Our campsite is set on a nice piece of concrete so that we can exit and enter the coach without tracking in a ton of sand with each step. We also sit right on the edge of the beach with the breakers letting us know that the tides are either ascending or descending from high tide. As I sit her in the coach now, I have a tendency to raise my feet every time the waves hit the beach… After arriving this afternoon we all gathered together in Sol’s pickup and went into Escuinapa de Hidalgo (which we had already passed through some 20 miles ago…). Louise and I had driven off from the hospital this morning with a prescription that we were to fill, well we got all the way here and it didn’t get filled…so that’s the reason that we drove all the way back to Escuinapa. Now, as we were driving back into camp, the sun was just dipping into the sea. We almost missed it, and it would have been too bad to have missed that one as tonight’s sunset was wonderful. While in town I did re-stock our supply of Pacifico, so while sitting there on their patio watching the burning sun disappear into the sea, and the stars start to appear far above our heads, we were at least able to enjoy a cerveza.

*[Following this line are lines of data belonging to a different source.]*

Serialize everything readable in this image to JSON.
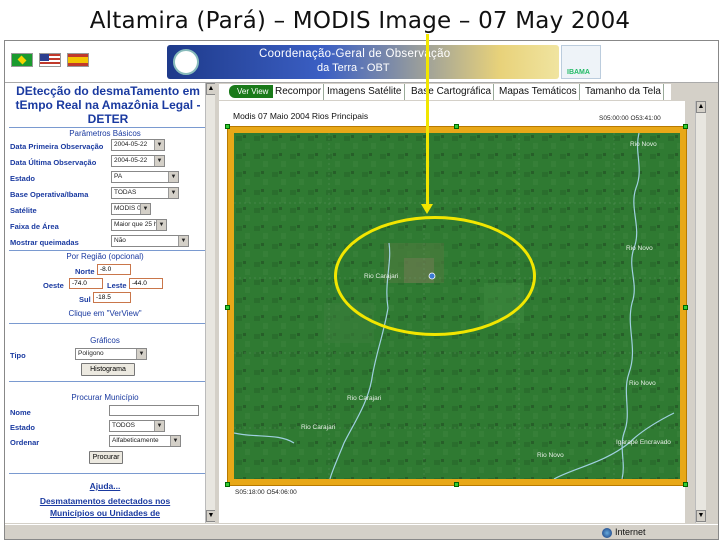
{
  "slide": {
    "title": "Altamira (Pará) – MODIS Image – 07 May 2004"
  },
  "banner": {
    "line1": "Coordenação-Geral de Observação",
    "line2": "da Terra - OBT",
    "ibama": "IBAMA"
  },
  "app": {
    "title": "DEtecção do desmaTamento em tEmpo Real na Amazônia Legal - DETER"
  },
  "params": {
    "section": "Parâmetros Básicos",
    "fields": [
      {
        "label": "Data Primeira Observação",
        "value": "2004-05-22"
      },
      {
        "label": "Data Última Observação",
        "value": "2004-05-22"
      },
      {
        "label": "Estado",
        "value": "PA"
      },
      {
        "label": "Base Operativa/Ibama",
        "value": "TODAS"
      },
      {
        "label": "Satélite",
        "value": "MODIS 07"
      },
      {
        "label": "Faixa de Área",
        "value": "Maior que 25 ha"
      },
      {
        "label": "Mostrar queimadas",
        "value": "Não"
      }
    ]
  },
  "region": {
    "section": "Por Região (opcional)",
    "norte_label": "Norte",
    "norte_value": "-8.0",
    "oeste_label": "Oeste",
    "oeste_value": "-74.0",
    "leste_label": "Leste",
    "leste_value": "-44.0",
    "sul_label": "Sul",
    "sul_value": "-18.5",
    "hint": "Clique em \"VerView\""
  },
  "graphs": {
    "section": "Gráficos",
    "tipo_label": "Tipo",
    "tipo_value": "Polígono",
    "button": "Histograma"
  },
  "municipio": {
    "section": "Procurar Município",
    "nome_label": "Nome",
    "nome_value": "",
    "estado_label": "Estado",
    "estado_value": "TODOS",
    "ordenar_label": "Ordenar",
    "ordenar_value": "Alfabeticamente",
    "button": "Procurar"
  },
  "help": {
    "ajuda": "Ajuda...",
    "desmat_line1": "Desmatamentos detectados nos",
    "desmat_line2": "Municípios ou Unidades de"
  },
  "tabs": [
    "Ver View",
    "Recompor",
    "Imagens Satélite",
    "Base Cartográfica",
    "Mapas Temáticos",
    "Tamanho da Tela"
  ],
  "map": {
    "title": "Modis 07 Maio 2004 Rios Principais",
    "coord_top": "S05:00:00 O53:41:00",
    "coord_bottom": "S05:18:00 O54:06:00",
    "rivers": [
      "Rio Novo",
      "Rio Novo",
      "Rio Carajari",
      "Rio Carajari",
      "Rio Carajari",
      "Rio Novo",
      "Rio Novo",
      "Igarapé Encravado"
    ]
  },
  "status": {
    "zone": "Internet"
  },
  "colors": {
    "annotation": "#f2e600",
    "map_forest": "#2f7a32",
    "frame": "#e8a818",
    "link_blue": "#1a3aa0"
  }
}
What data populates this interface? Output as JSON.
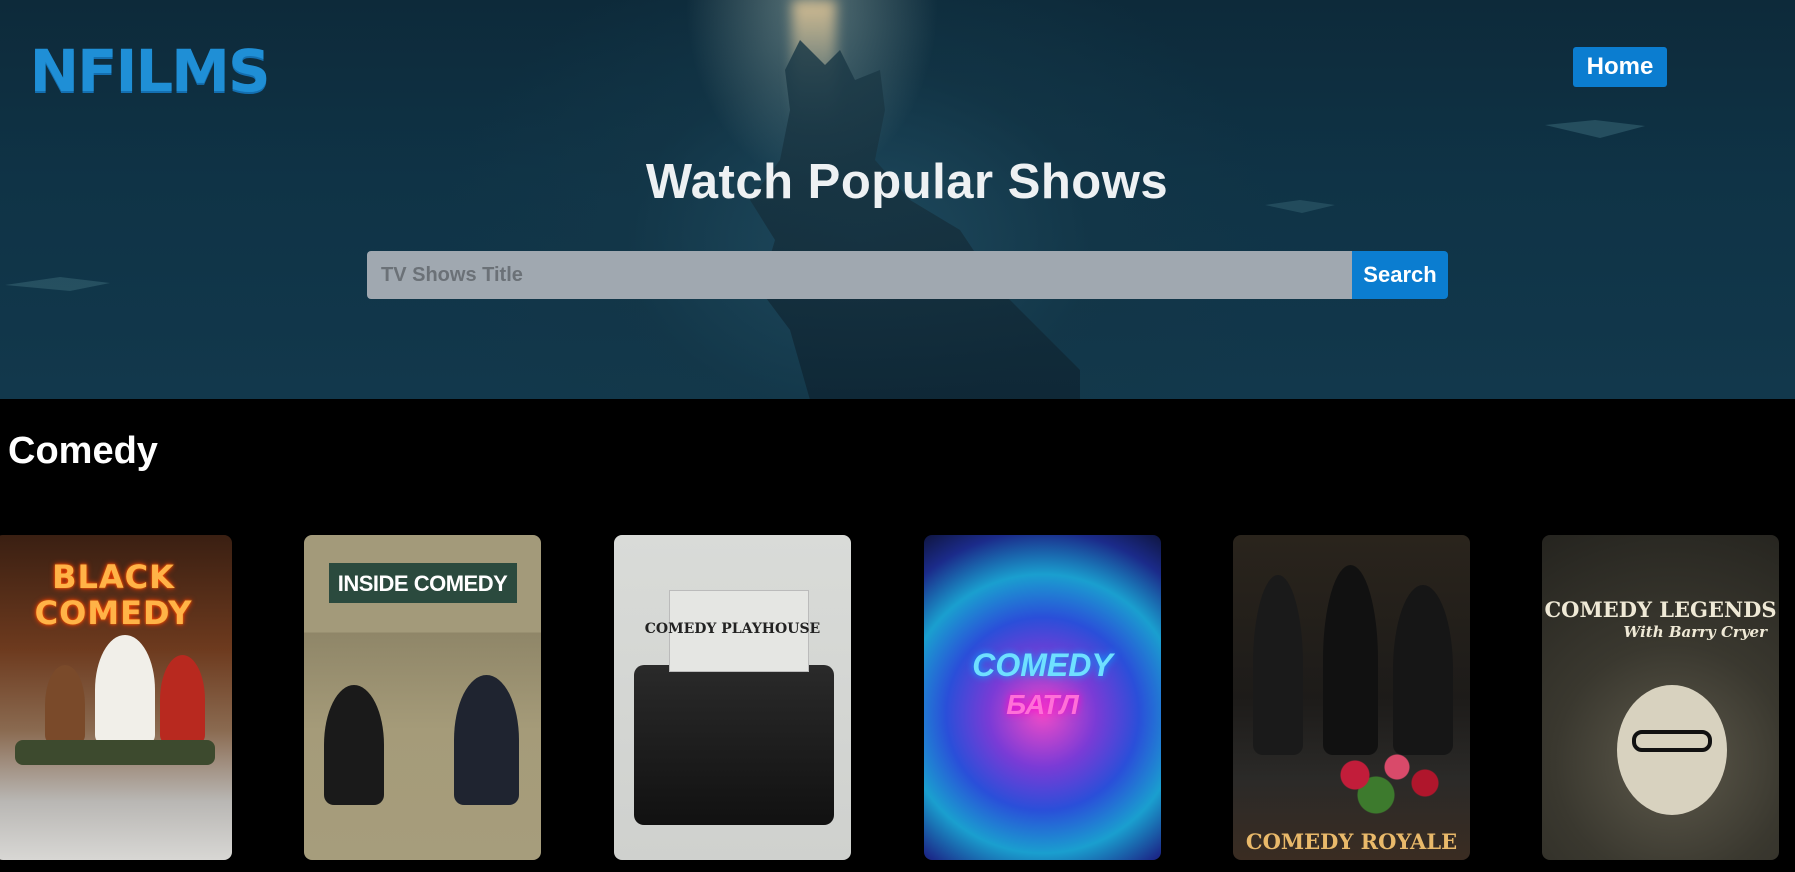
{
  "brand": {
    "logo_text": "NFILMS",
    "accent_color": "#0b7dd0",
    "logo_color": "#1f8fd6"
  },
  "nav": {
    "home_label": "Home"
  },
  "hero": {
    "title": "Watch Popular Shows",
    "search": {
      "placeholder": "TV Shows Title",
      "value": "",
      "button_label": "Search"
    }
  },
  "section": {
    "title": "Comedy",
    "posters": [
      {
        "title_line1": "BLACK",
        "title_line2": "COMEDY"
      },
      {
        "title": "INSIDE COMEDY"
      },
      {
        "title": "COMEDY PLAYHOUSE"
      },
      {
        "title_line1": "COMEDY",
        "title_line2": "БАТЛ"
      },
      {
        "title": "COMEDY ROYALE"
      },
      {
        "title": "COMEDY LEGENDS",
        "subtitle": "With Barry Cryer"
      }
    ]
  }
}
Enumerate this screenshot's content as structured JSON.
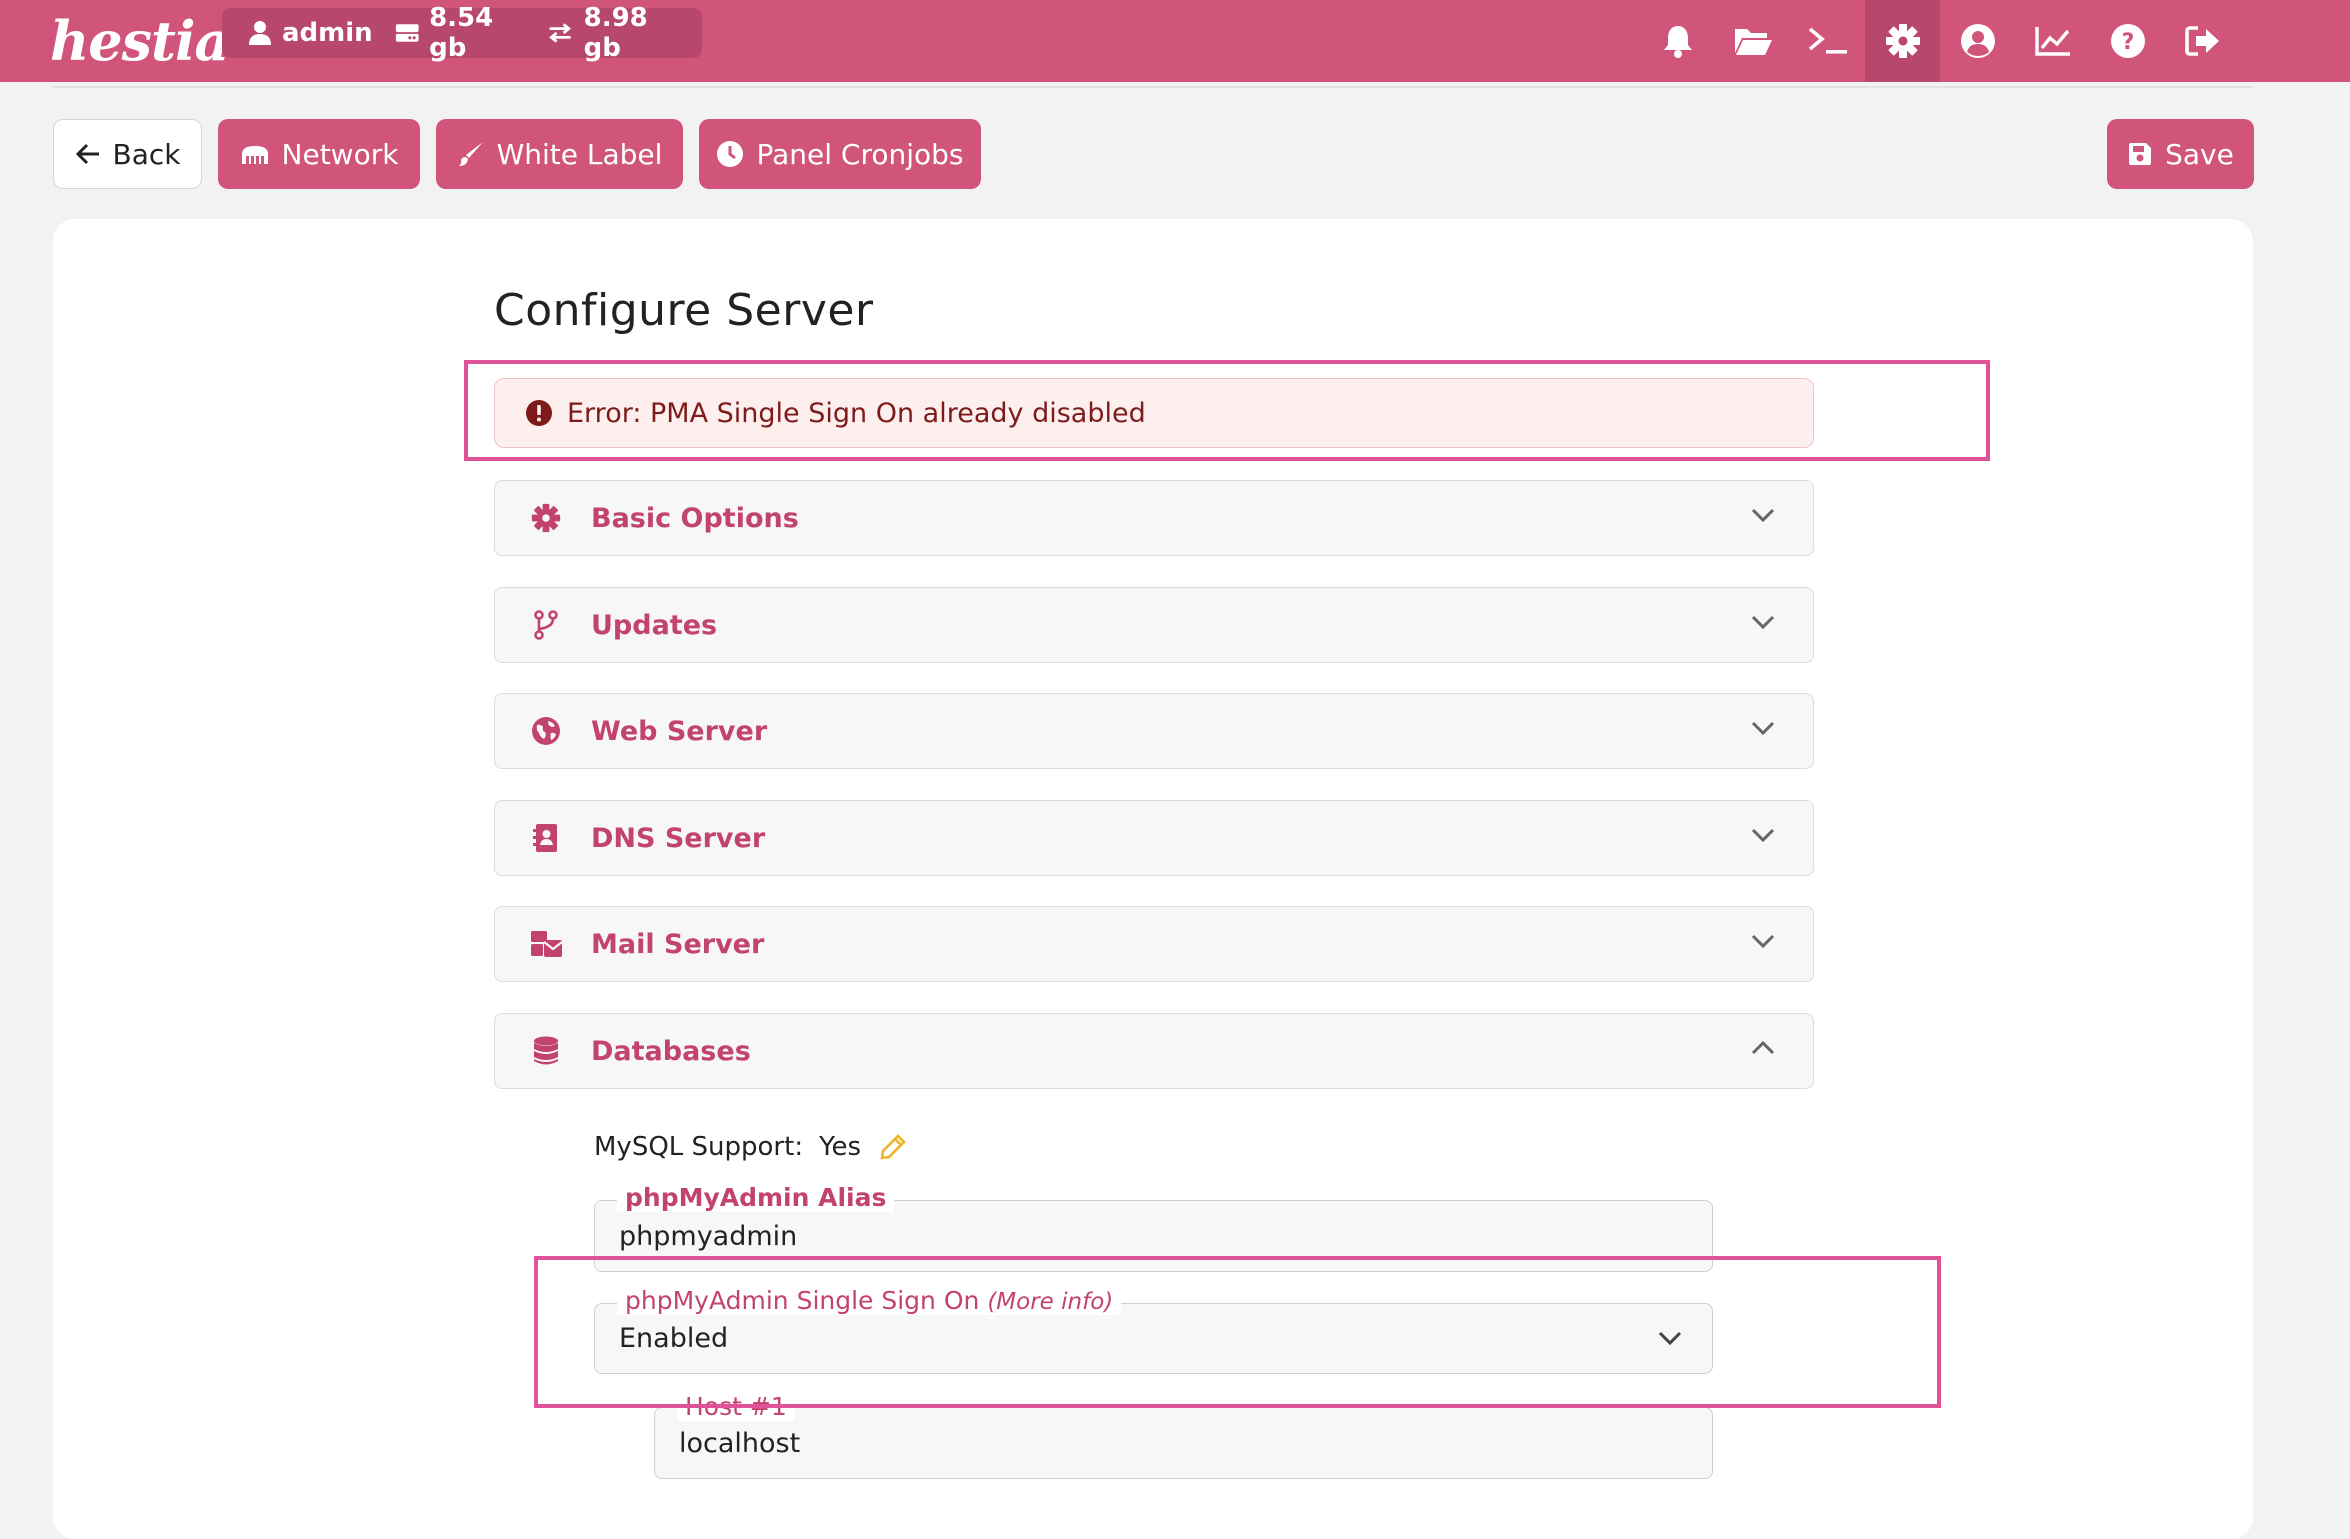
{
  "topbar": {
    "logo": "hestia",
    "user": "admin",
    "disk": "8.54 gb",
    "bandwidth": "8.98 gb",
    "icons": [
      "bell-icon",
      "folder-icon",
      "terminal-icon",
      "gear-icon",
      "user-circle-icon",
      "chart-icon",
      "help-icon",
      "logout-icon"
    ],
    "active_icon": "gear-icon"
  },
  "toolbar": {
    "back": "Back",
    "network": "Network",
    "white_label": "White Label",
    "panel_cronjobs": "Panel Cronjobs",
    "save": "Save"
  },
  "page": {
    "title": "Configure Server",
    "error": "Error: PMA Single Sign On already disabled"
  },
  "sections": [
    {
      "label": "Basic Options",
      "icon": "gear-icon",
      "expanded": false
    },
    {
      "label": "Updates",
      "icon": "branch-icon",
      "expanded": false
    },
    {
      "label": "Web Server",
      "icon": "globe-icon",
      "expanded": false
    },
    {
      "label": "DNS Server",
      "icon": "address-book-icon",
      "expanded": false
    },
    {
      "label": "Mail Server",
      "icon": "mail-bulk-icon",
      "expanded": false
    },
    {
      "label": "Databases",
      "icon": "database-icon",
      "expanded": true
    }
  ],
  "databases": {
    "mysql_label": "MySQL Support:",
    "mysql_value": "Yes",
    "pma_alias_label": "phpMyAdmin Alias",
    "pma_alias_value": "phpmyadmin",
    "pma_sso_label": "phpMyAdmin Single Sign On",
    "pma_sso_more": "(More info)",
    "pma_sso_value": "Enabled",
    "host_label": "Host #1",
    "host_value": "localhost"
  },
  "colors": {
    "brand": "#d1557a",
    "brand_dark": "#b8486b",
    "section_text": "#c2436b",
    "error_text": "#7d1b1b",
    "error_bg": "#fcefee",
    "highlight": "#e0539a",
    "edit_icon": "#f0b429"
  }
}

Well stepping back to this morning; I awoke, showered and stepped out of the coach about 7:30 this morning and walked across the parking lot to find Louise still asleep in her hospital room. She told me that she had a pretty good night, but the nurses did wake her quite a few times throughout the night. I went down to the restaurant about 9 for breakfast and while I was there the doctor made his rounds. He wanted to keep her one more night, but Louise wanted no part of it…”I want GO HOME !!!” She did get a little feisty and at that point I knew she was much better. By noon, we had paid the bill ($1200 US) and headed out to meet up with Sol and Carol and get on our way south. Today’s drive took us by farm fields where one farmer was tilling his fields with a horse and plow while walking behind them. The others were using their large and small tractors while planting or hoeing. We also passed orchards of mango, orange, and coconut, not the usual crops you see in the state of Washington or Idaho. Arriving here at the coast, we passed through the estuary areas were the fishing boats look like wooden kayaks that are paddled while standing. Their crop of fish are taken by swinging a net over their heads and expertly tossing a perfect circle of netting out and over the water in hopes of catching the “big load”.